Search top business school MBA programs in the state of Maryland. Find latest rankings of MBA schools national wide and state wide. For detailed admissions statistics and graduate employment rate, check the following table for each top-ranked business college within Maryland, with acceptance rate, average GPA and GMAT scores, as well as well tuition and starting salary information of all best MBA universities in Maryland.
- The capital city of Maryland is Annapolis, which was established in 1694. With a land area of 6.73 mi2, Annapolis has a total population of 39,174 according to allcitypopulation.
|National Ranking||Best Business MBA Programs|
|46||University of Maryland–College Park (Smith) (College Park, MD)
Acceptance rate: 41.4%
Average GMAT score: 661
Average undergraduate GPA: 3.31
Tuition: In-state, full-time: $38,475 per year; Out-of-state, full-time: $47,448 per year
Enrollment (full-time): 261
Average starting salary and bonus: $99,694
Full-time graduates employed at graduation: 45.6%
Early History of Maryland
It is believed that people lived in Maryland for about 12,000 years ago. The main occupations of the Indians were hunting, fishing and, to a lesser extent, agriculture. By the time the European colonization of America began, the Algonquian peoples Nantikouk (on the eastern shore of the Chesapeake Bay), Piscataway (in the area of modern Baltimore and Washington) and Shawnee (in the west) lived here.
In 1524, the Italian Giovanni da Verrazano sailed along the Atlantic coast of America from North Carolina to Rhode Island, but he did not notice the entrance to the Chesapeake Bay.
In 1608, Captain John Smith, one of the leaders of the English colony of Virginia, was the first European to explore the coast of the Chesapeake Bay. The maps and descriptions of the area created by John Smith later played a crucial role in the development of the region.
In 1629, George Calvert, 1st Baron Baltimore, turned to the English King Charles 1 with a request to grant him the rights to create a new colony in America, located north of Virginia. Calvert, who was previously Secretary of State of England and became a baron after receiving the estate of Baltimore in Ireland from the king, already had experience in organizing a settlement in America, though not very unsuccessful. Back in 1621, he founded the Avalon colony on the island of Newfoundland, but because of the harsh climate, it did not develop and Calvert wanted to settle further south, where natural conditions were better suited for agriculture. In 1625, Calvert resigned and converted to Catholicism. One of the goals that he pursued in founding a new colony was the desire to create a safe haven for English Catholics across the ocean.

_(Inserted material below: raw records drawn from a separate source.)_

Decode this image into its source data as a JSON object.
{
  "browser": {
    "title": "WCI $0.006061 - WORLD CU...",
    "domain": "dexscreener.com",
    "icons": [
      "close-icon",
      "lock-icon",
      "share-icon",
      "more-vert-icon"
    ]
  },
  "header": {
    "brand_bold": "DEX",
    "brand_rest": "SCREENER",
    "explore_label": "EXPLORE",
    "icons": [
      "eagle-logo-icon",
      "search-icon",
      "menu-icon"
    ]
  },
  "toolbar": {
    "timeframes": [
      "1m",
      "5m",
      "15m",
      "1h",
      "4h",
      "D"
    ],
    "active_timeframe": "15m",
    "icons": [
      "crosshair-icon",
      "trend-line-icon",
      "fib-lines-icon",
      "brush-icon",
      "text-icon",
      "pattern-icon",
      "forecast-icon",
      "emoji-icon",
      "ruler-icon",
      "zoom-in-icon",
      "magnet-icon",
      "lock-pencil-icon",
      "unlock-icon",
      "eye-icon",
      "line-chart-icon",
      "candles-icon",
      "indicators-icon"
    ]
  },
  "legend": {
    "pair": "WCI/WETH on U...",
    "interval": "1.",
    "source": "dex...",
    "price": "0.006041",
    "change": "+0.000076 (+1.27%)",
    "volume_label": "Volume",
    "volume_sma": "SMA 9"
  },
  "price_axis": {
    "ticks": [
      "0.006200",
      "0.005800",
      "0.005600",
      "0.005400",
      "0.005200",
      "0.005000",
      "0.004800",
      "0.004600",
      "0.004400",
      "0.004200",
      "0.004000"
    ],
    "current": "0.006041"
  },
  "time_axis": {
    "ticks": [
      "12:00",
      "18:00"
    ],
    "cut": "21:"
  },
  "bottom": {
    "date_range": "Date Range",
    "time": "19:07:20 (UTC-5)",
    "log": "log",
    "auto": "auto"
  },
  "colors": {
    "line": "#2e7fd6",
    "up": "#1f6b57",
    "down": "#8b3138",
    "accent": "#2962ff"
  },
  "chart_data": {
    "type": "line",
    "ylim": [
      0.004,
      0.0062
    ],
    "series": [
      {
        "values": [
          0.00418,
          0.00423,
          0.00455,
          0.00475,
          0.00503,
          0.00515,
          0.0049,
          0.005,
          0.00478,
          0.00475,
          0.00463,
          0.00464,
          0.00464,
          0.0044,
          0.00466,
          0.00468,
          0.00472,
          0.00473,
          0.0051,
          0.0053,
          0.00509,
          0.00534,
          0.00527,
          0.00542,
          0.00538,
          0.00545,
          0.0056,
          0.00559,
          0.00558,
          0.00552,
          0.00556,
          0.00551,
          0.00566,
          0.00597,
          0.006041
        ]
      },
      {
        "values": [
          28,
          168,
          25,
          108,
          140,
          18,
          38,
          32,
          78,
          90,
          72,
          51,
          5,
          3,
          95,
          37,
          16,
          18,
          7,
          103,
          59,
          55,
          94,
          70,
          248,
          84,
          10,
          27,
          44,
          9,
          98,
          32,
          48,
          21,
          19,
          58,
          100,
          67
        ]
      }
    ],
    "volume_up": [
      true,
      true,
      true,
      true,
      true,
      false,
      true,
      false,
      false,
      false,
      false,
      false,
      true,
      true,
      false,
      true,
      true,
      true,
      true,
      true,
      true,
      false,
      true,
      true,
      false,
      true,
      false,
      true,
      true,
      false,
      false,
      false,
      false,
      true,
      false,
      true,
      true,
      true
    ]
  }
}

George Calvert died in April 1632, but his work was continued by his eldest son, the second Baron Baltimore Cecilius (Cecil) Calvert (it was in his honor that the city of Baltimore was later named). In June 1632, only five weeks after his father’s death, he received a patent to establish a new colony named after Queen Henrietta Maria. In November 1633, the first two ships with settlers, led by Cecil’s younger brother, Leonard Calvert, set off for America, and on March 25, 1634, the colonists landed on St. Clement’s Island (this day is celebrated in our time as “Maryland Day”).
The first capital of Maryland was the city of St. Mary City, built on the western shore of the Chesapeake Bay on land bought from the Indians (in general, the residents of the new colony tried to maintain good neighborly relations with the indigenous peoples in those years).